Mine was that I could gulp stories like lemonade. And I could draw. I’d draw things for anyone who asked. ‘Will do you me a horse? A face? A crow?’ (Actually, the crow didn’t come out very well. My client wasn’t best pleased.)
My primary school made a teatowel for parents. We had to draw ourselves doing our favourite thing. Amongst all the kids playing football, netball, badminton, I’m sat reading at a table. I haven’t even bothered to draw myself any legs. Legs. Overrated.
Years later, I think about the servant who buried his coin. And I really feel where he’s coming from. I’m standing there with a shovel in my hand, thinking – ‘I’ll come back for that later. It’ll be safe there. But now I’ve got some serious work to do.’ And I went off to do everything else but the things I loved best.
A talent, something that you’re good at for no reason, something you love doing, may be a gift. But just because it comes naturally, doesn’t mean it’s easy. Making your talent sing is the hardest work you can ever do. Because it’s a part of who you are. You have to face down that awful black feeling when you get the yips and it’s just not going right. When you look at everyone else’s talents, stacked high and gleaming, and feel your own is a tarnished chip of tin, only fit to slip into the earth.

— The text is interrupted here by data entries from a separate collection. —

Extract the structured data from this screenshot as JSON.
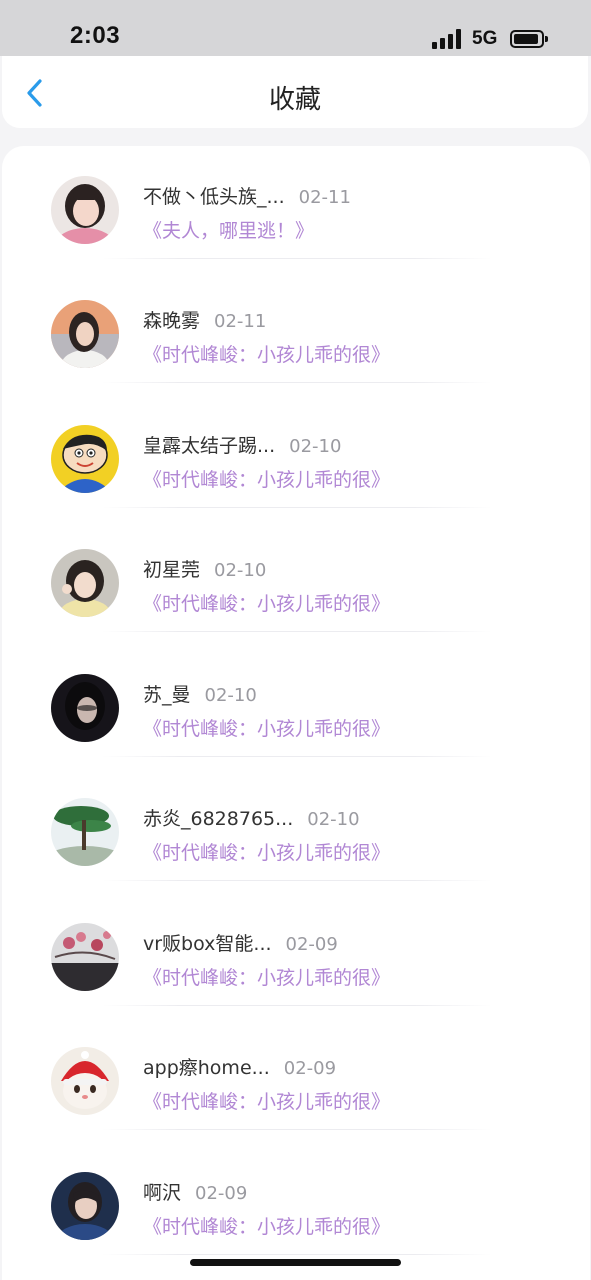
{
  "status_bar": {
    "time": "2:03",
    "network": "5G"
  },
  "header": {
    "title": "收藏",
    "back_icon": "chevron-left-icon"
  },
  "colors": {
    "accent_blue": "#2a9bea",
    "book_title_purple": "#b187d4",
    "date_gray": "#9a9aa0"
  },
  "favorites": [
    {
      "name": "不做丶低头族_...",
      "date": "02-11",
      "book": "《夫人，哪里逃！》"
    },
    {
      "name": "森晚雾",
      "date": "02-11",
      "book": "《时代峰峻：小孩儿乖的很》"
    },
    {
      "name": "皇霹太结子踢...",
      "date": "02-10",
      "book": "《时代峰峻：小孩儿乖的很》"
    },
    {
      "name": "初星莞",
      "date": "02-10",
      "book": "《时代峰峻：小孩儿乖的很》"
    },
    {
      "name": "苏_曼",
      "date": "02-10",
      "book": "《时代峰峻：小孩儿乖的很》"
    },
    {
      "name": "赤炎_6828765...",
      "date": "02-10",
      "book": "《时代峰峻：小孩儿乖的很》"
    },
    {
      "name": "vr贩box智能...",
      "date": "02-09",
      "book": "《时代峰峻：小孩儿乖的很》"
    },
    {
      "name": "app瘵home...",
      "date": "02-09",
      "book": "《时代峰峻：小孩儿乖的很》"
    },
    {
      "name": "啊沢",
      "date": "02-09",
      "book": "《时代峰峻：小孩儿乖的很》"
    }
  ]
}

A friend of mine writes songs. He says the hardest thing is listening back to one of his songs, when everyone else is happily singing along. He’s the only one who can hear all the places it should be better, the note he fudged, the middle eight that sags, the lyric that jars. But he keeps writing, because the songs won’t leave him alone.
What the parable can’t explain is that talents have a funny way of springing up, regardless. Push them underground, and they grow roots.
After a long break from artwork, I started painting on trainers, to make a bit of money while looking after my baby. It made me dust off my paintbrushes and pencils. It sent the rust flaking from my fingers, and tested my eye, my ability to meet a brief. To create something that delights people. I’m always touched by the way my lovely customers react when they open their parcel in the post. It’s my dream to create that feeling on a wider scale, with books instead of shoes.
If there’s something you love, something that was your favourite thing to do as a kid, take five minutes now and do it. Pick up the pen and doodle, dust off the camera, shake that ass, throw your head back and sing your heart out. Go on. Please.
Because, trust me, it’s never too late to reach for the spade, and dig up what’s buried deep, longing to feel the sunshine.